Task to complete:
Repeat every record below exactly as it appears.

Stored entries
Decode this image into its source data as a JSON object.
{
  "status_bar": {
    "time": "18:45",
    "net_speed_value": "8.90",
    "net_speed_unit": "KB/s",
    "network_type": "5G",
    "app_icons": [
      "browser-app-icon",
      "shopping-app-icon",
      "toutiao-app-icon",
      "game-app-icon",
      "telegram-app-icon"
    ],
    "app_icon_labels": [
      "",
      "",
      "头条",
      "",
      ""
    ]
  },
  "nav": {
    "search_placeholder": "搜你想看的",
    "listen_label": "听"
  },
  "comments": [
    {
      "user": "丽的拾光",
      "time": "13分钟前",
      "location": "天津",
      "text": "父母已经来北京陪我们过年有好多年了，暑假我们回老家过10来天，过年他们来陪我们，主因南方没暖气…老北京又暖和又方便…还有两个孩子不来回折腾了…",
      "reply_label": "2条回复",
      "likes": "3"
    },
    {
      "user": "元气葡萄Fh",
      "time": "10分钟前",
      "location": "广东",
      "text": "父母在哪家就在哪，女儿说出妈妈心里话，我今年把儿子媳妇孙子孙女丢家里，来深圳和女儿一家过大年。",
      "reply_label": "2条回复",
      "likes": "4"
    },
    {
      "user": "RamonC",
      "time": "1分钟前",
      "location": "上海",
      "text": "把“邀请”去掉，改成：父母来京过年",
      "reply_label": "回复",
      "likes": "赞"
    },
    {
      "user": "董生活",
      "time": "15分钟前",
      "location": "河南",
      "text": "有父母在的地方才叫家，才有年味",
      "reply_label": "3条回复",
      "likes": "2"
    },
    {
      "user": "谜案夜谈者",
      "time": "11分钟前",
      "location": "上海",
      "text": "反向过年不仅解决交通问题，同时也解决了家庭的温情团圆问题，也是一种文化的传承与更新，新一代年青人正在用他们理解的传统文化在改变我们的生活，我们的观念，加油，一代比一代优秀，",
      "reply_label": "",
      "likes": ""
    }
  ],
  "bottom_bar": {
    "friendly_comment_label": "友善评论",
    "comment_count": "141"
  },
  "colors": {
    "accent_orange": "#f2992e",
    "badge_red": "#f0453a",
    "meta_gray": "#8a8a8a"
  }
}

Reply:
Decode this image into its source data as a JSON object.
{
  "status_bar": {
    "time": "18:45",
    "net_speed_value": "8.90",
    "net_speed_unit": "KB/s",
    "network_type": "5G",
    "app_icons": [
      "browser-app-icon",
      "shopping-app-icon",
      "toutiao-app-icon",
      "game-app-icon",
      "telegram-app-icon"
    ],
    "app_icon_labels": [
      "",
      "",
      "头条",
      "",
      ""
    ]
  },
  "nav": {
    "search_placeholder": "搜你想看的",
    "listen_label": "听"
  },
  "comments": [
    {
      "user": "丽的拾光",
      "time": "13分钟前",
      "location": "天津",
      "text": "父母已经来北京陪我们过年有好多年了，暑假我们回老家过10来天，过年他们来陪我们，主因南方没暖气…老北京又暖和又方便…还有两个孩子不来回折腾了…",
      "reply_label": "2条回复",
      "likes": "3"
    },
    {
      "user": "元气葡萄Fh",
      "time": "10分钟前",
      "location": "广东",
      "text": "父母在哪家就在哪，女儿说出妈妈心里话，我今年把儿子媳妇孙子孙女丢家里，来深圳和女儿一家过大年。",
      "reply_label": "2条回复",
      "likes": "4"
    },
    {
      "user": "RamonC",
      "time": "1分钟前",
      "location": "上海",
      "text": "把“邀请”去掉，改成：父母来京过年",
      "reply_label": "回复",
      "likes": "赞"
    },
    {
      "user": "董生活",
      "time": "15分钟前",
      "location": "河南",
      "text": "有父母在的地方才叫家，才有年味",
      "reply_label": "3条回复",
      "likes": "2"
    },
    {
      "user": "谜案夜谈者",
      "time": "11分钟前",
      "location": "上海",
      "text": "反向过年不仅解决交通问题，同时也解决了家庭的温情团圆问题，也是一种文化的传承与更新，新一代年青人正在用他们理解的传统文化在改变我们的生活，我们的观念，加油，一代比一代优秀，",
      "reply_label": "",
      "likes": ""
    }
  ],
  "bottom_bar": {
    "friendly_comment_label": "友善评论",
    "comment_count": "141"
  },
  "colors": {
    "accent_orange": "#f2992e",
    "badge_red": "#f0453a",
    "meta_gray": "#8a8a8a"
  }
}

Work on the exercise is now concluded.